GIVEN RECORDS Block Start

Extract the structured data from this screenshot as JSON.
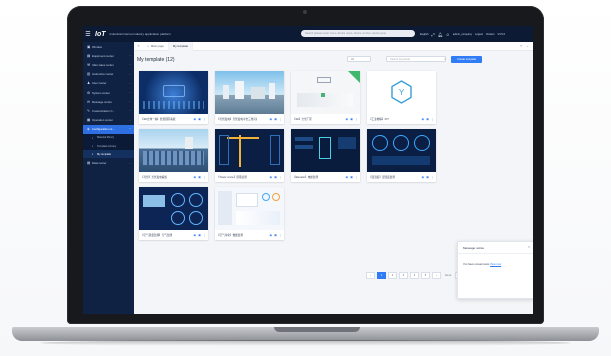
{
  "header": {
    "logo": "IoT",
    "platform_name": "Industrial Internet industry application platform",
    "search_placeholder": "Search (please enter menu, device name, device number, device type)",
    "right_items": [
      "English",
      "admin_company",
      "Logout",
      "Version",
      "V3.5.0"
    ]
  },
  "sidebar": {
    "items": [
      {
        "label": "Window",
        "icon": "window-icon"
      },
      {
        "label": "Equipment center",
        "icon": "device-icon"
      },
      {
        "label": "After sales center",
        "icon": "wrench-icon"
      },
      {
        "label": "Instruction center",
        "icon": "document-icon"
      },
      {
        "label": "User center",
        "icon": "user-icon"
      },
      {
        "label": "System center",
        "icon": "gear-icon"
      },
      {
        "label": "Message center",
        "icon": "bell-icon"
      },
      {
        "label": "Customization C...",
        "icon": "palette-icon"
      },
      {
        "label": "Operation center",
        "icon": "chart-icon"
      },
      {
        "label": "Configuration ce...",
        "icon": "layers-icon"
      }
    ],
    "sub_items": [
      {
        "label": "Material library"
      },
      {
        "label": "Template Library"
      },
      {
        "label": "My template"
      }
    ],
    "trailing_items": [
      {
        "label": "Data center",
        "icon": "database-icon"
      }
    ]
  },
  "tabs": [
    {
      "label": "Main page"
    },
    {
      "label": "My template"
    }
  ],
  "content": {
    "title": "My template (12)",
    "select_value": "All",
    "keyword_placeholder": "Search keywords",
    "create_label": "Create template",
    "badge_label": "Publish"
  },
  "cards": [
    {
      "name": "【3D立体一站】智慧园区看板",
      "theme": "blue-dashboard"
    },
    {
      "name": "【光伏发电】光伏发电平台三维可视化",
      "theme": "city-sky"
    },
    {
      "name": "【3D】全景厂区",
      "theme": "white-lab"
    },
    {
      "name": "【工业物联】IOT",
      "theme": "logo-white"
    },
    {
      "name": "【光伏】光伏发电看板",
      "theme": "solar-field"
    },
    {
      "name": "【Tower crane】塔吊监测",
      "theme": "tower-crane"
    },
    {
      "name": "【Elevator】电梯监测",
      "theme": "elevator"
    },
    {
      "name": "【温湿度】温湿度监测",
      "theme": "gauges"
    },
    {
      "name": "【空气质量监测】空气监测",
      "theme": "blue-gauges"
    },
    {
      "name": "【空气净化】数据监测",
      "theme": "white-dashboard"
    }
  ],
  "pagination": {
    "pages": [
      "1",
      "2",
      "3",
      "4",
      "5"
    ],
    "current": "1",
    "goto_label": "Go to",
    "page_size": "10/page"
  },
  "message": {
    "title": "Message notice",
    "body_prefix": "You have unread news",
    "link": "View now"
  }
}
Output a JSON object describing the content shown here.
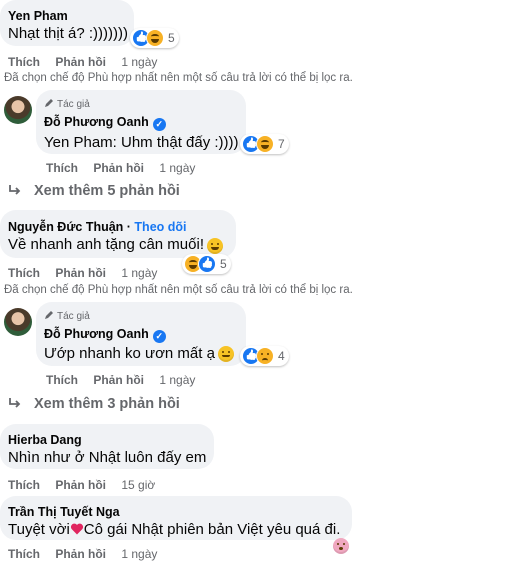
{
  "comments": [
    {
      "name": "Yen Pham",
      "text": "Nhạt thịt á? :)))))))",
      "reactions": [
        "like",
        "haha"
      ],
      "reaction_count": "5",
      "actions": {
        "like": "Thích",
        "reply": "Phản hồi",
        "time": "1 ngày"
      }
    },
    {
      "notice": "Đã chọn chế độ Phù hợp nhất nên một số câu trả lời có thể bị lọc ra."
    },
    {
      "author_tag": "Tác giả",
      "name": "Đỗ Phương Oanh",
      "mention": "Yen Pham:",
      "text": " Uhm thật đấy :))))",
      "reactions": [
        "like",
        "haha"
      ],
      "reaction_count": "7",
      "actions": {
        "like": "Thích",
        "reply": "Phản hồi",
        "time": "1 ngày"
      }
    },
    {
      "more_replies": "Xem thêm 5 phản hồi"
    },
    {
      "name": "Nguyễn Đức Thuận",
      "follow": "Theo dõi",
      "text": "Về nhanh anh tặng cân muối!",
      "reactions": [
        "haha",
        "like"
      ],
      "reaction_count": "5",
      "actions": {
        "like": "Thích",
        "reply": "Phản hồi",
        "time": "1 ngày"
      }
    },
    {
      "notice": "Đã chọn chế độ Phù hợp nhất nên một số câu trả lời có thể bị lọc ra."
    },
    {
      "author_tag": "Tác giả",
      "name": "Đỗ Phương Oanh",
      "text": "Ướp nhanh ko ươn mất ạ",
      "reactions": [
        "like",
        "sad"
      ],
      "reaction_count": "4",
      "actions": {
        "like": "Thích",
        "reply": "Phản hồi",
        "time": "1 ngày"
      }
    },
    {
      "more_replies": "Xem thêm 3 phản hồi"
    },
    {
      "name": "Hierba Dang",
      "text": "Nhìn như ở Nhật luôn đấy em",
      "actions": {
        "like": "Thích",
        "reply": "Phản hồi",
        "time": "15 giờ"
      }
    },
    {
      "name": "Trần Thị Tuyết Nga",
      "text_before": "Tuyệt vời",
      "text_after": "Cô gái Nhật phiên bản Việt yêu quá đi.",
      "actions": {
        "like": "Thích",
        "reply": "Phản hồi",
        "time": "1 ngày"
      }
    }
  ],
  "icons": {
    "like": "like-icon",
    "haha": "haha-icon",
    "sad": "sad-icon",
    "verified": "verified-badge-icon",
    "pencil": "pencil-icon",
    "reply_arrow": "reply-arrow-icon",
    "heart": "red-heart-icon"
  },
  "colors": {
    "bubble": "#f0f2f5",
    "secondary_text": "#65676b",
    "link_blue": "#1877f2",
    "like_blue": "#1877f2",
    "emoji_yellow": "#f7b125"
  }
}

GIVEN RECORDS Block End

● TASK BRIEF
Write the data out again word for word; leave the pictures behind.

● OUTPUT
Extract the structured data from this screenshot as JSON.
{
  "header": {
    "logo": "IoT",
    "platform_name": "Industrial Internet industry application platform",
    "search_placeholder": "Search (please enter menu, device name, device number, device type)",
    "right_items": [
      "English",
      "admin_company",
      "Logout",
      "Version",
      "V3.5.0"
    ]
  },
  "sidebar": {
    "items": [
      {
        "label": "Window",
        "icon": "window-icon"
      },
      {
        "label": "Equipment center",
        "icon": "device-icon"
      },
      {
        "label": "After sales center",
        "icon": "wrench-icon"
      },
      {
        "label": "Instruction center",
        "icon": "document-icon"
      },
      {
        "label": "User center",
        "icon": "user-icon"
      },
      {
        "label": "System center",
        "icon": "gear-icon"
      },
      {
        "label": "Message center",
        "icon": "bell-icon"
      },
      {
        "label": "Customization C...",
        "icon": "palette-icon"
      },
      {
        "label": "Operation center",
        "icon": "chart-icon"
      },
      {
        "label": "Configuration ce...",
        "icon": "layers-icon"
      }
    ],
    "sub_items": [
      {
        "label": "Material library"
      },
      {
        "label": "Template Library"
      },
      {
        "label": "My template"
      }
    ],
    "trailing_items": [
      {
        "label": "Data center",
        "icon": "database-icon"
      }
    ]
  },
  "tabs": [
    {
      "label": "Main page"
    },
    {
      "label": "My template"
    }
  ],
  "content": {
    "title": "My template (12)",
    "select_value": "All",
    "keyword_placeholder": "Search keywords",
    "create_label": "Create template",
    "badge_label": "Publish"
  },
  "cards": [
    {
      "name": "【3D立体一站】智慧园区看板",
      "theme": "blue-dashboard"
    },
    {
      "name": "【光伏发电】光伏发电平台三维可视化",
      "theme": "city-sky"
    },
    {
      "name": "【3D】全景厂区",
      "theme": "white-lab"
    },
    {
      "name": "【工业物联】IOT",
      "theme": "logo-white"
    },
    {
      "name": "【光伏】光伏发电看板",
      "theme": "solar-field"
    },
    {
      "name": "【Tower crane】塔吊监测",
      "theme": "tower-crane"
    },
    {
      "name": "【Elevator】电梯监测",
      "theme": "elevator"
    },
    {
      "name": "【温湿度】温湿度监测",
      "theme": "gauges"
    },
    {
      "name": "【空气质量监测】空气监测",
      "theme": "blue-gauges"
    },
    {
      "name": "【空气净化】数据监测",
      "theme": "white-dashboard"
    }
  ],
  "pagination": {
    "pages": [
      "1",
      "2",
      "3",
      "4",
      "5"
    ],
    "current": "1",
    "goto_label": "Go to",
    "page_size": "10/page"
  },
  "message": {
    "title": "Message notice",
    "body_prefix": "You have unread news",
    "link": "View now"
  }
}
Output a JSON object describing the content shown here.
{
  "comments": [
    {
      "name": "Yen Pham",
      "text": "Nhạt thịt á? :)))))))",
      "reactions": [
        "like",
        "haha"
      ],
      "reaction_count": "5",
      "actions": {
        "like": "Thích",
        "reply": "Phản hồi",
        "time": "1 ngày"
      }
    },
    {
      "notice": "Đã chọn chế độ Phù hợp nhất nên một số câu trả lời có thể bị lọc ra."
    },
    {
      "author_tag": "Tác giả",
      "name": "Đỗ Phương Oanh",
      "mention": "Yen Pham:",
      "text": " Uhm thật đấy :))))",
      "reactions": [
        "like",
        "haha"
      ],
      "reaction_count": "7",
      "actions": {
        "like": "Thích",
        "reply": "Phản hồi",
        "time": "1 ngày"
      }
    },
    {
      "more_replies": "Xem thêm 5 phản hồi"
    },
    {
      "name": "Nguyễn Đức Thuận",
      "follow": "Theo dõi",
      "text": "Về nhanh anh tặng cân muối!",
      "reactions": [
        "haha",
        "like"
      ],
      "reaction_count": "5",
      "actions": {
        "like": "Thích",
        "reply": "Phản hồi",
        "time": "1 ngày"
      }
    },
    {
      "notice": "Đã chọn chế độ Phù hợp nhất nên một số câu trả lời có thể bị lọc ra."
    },
    {
      "author_tag": "Tác giả",
      "name": "Đỗ Phương Oanh",
      "text": "Ướp nhanh ko ươn mất ạ",
      "reactions": [
        "like",
        "sad"
      ],
      "reaction_count": "4",
      "actions": {
        "like": "Thích",
        "reply": "Phản hồi",
        "time": "1 ngày"
      }
    },
    {
      "more_replies": "Xem thêm 3 phản hồi"
    },
    {
      "name": "Hierba Dang",
      "text": "Nhìn như ở Nhật luôn đấy em",
      "actions": {
        "like": "Thích",
        "reply": "Phản hồi",
        "time": "15 giờ"
      }
    },
    {
      "name": "Trần Thị Tuyết Nga",
      "text_before": "Tuyệt vời",
      "text_after": "Cô gái Nhật phiên bản Việt yêu quá đi.",
      "actions": {
        "like": "Thích",
        "reply": "Phản hồi",
        "time": "1 ngày"
      }
    }
  ],
  "icons": {
    "like": "like-icon",
    "haha": "haha-icon",
    "sad": "sad-icon",
    "verified": "verified-badge-icon",
    "pencil": "pencil-icon",
    "reply_arrow": "reply-arrow-icon",
    "heart": "red-heart-icon"
  },
  "colors": {
    "bubble": "#f0f2f5",
    "secondary_text": "#65676b",
    "link_blue": "#1877f2",
    "like_blue": "#1877f2",
    "emoji_yellow": "#f7b125"
  }
}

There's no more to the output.